What is expected:
For this exercise, reproduce each entry below exactly, excluding pictures.

Information supplied START

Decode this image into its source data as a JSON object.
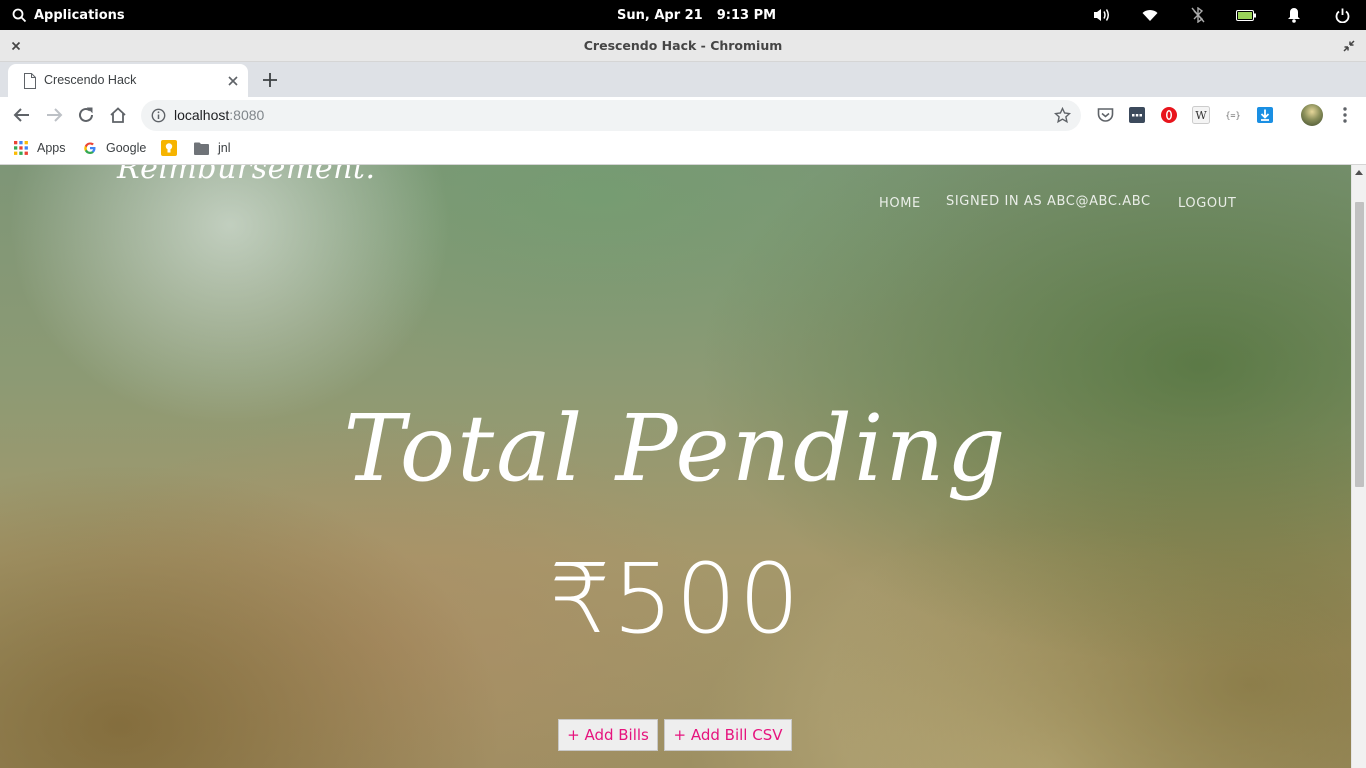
{
  "system_bar": {
    "applications_label": "Applications",
    "date": "Sun, Apr 21",
    "time": "9:13 PM",
    "tray_icons": [
      "volume-icon",
      "wifi-icon",
      "bluetooth-off-icon",
      "battery-icon",
      "notifications-icon",
      "power-icon"
    ]
  },
  "window": {
    "title": "Crescendo Hack - Chromium"
  },
  "browser": {
    "tab_title": "Crescendo Hack",
    "url_host": "localhost",
    "url_port": ":8080",
    "bookmarks": [
      {
        "label": "Apps",
        "icon": "apps-grid-icon"
      },
      {
        "label": "Google",
        "icon": "google-icon"
      },
      {
        "label": "",
        "icon": "keep-bulb-icon"
      },
      {
        "label": "jnl",
        "icon": "folder-icon"
      }
    ],
    "extensions": [
      "pocket-icon",
      "extension-dark-icon",
      "opera-vpn-icon",
      "wikipedia-icon",
      "json-viewer-icon",
      "download-icon"
    ]
  },
  "page": {
    "brand": "Reimbursement.",
    "nav": {
      "home": "HOME",
      "signed_in": "SIGNED IN AS ABC@ABC.ABC",
      "logout": "LOGOUT"
    },
    "hero_title": "Total Pending",
    "amount": "₹500",
    "buttons": {
      "add_bills": "+ Add Bills",
      "add_bill_csv": "+ Add Bill CSV"
    }
  },
  "colors": {
    "button_text": "#e6137d",
    "top_bar": "#000000",
    "tab_strip": "#dee1e6"
  }
}
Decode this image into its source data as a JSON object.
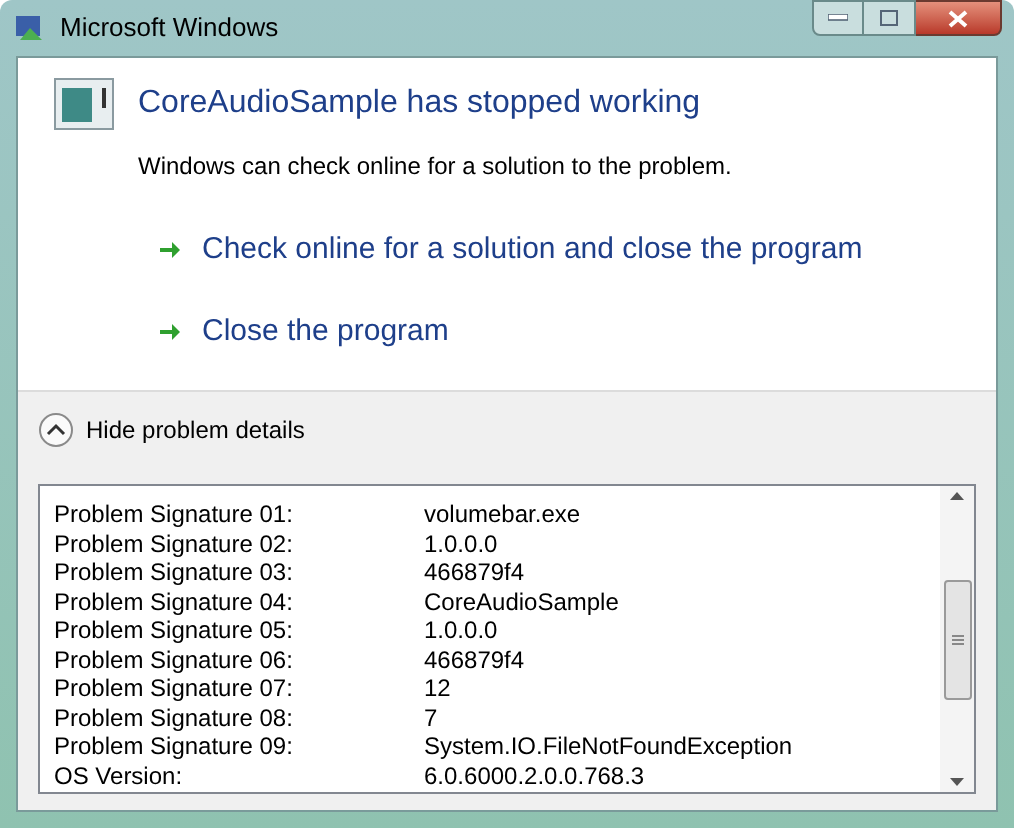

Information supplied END

Exercise response:
Decode this image into its source data as a JSON object.
{
  "system_bar": {
    "applications_label": "Applications",
    "date": "Sun, Apr 21",
    "time": "9:13 PM",
    "tray_icons": [
      "volume-icon",
      "wifi-icon",
      "bluetooth-off-icon",
      "battery-icon",
      "notifications-icon",
      "power-icon"
    ]
  },
  "window": {
    "title": "Crescendo Hack - Chromium"
  },
  "browser": {
    "tab_title": "Crescendo Hack",
    "url_host": "localhost",
    "url_port": ":8080",
    "bookmarks": [
      {
        "label": "Apps",
        "icon": "apps-grid-icon"
      },
      {
        "label": "Google",
        "icon": "google-icon"
      },
      {
        "label": "",
        "icon": "keep-bulb-icon"
      },
      {
        "label": "jnl",
        "icon": "folder-icon"
      }
    ],
    "extensions": [
      "pocket-icon",
      "extension-dark-icon",
      "opera-vpn-icon",
      "wikipedia-icon",
      "json-viewer-icon",
      "download-icon"
    ]
  },
  "page": {
    "brand": "Reimbursement.",
    "nav": {
      "home": "HOME",
      "signed_in": "SIGNED IN AS ABC@ABC.ABC",
      "logout": "LOGOUT"
    },
    "hero_title": "Total Pending",
    "amount": "₹500",
    "buttons": {
      "add_bills": "+ Add Bills",
      "add_bill_csv": "+ Add Bill CSV"
    }
  },
  "colors": {
    "button_text": "#e6137d",
    "top_bar": "#000000",
    "tab_strip": "#dee1e6"
  }
}
Decode this image into its source data as a JSON object.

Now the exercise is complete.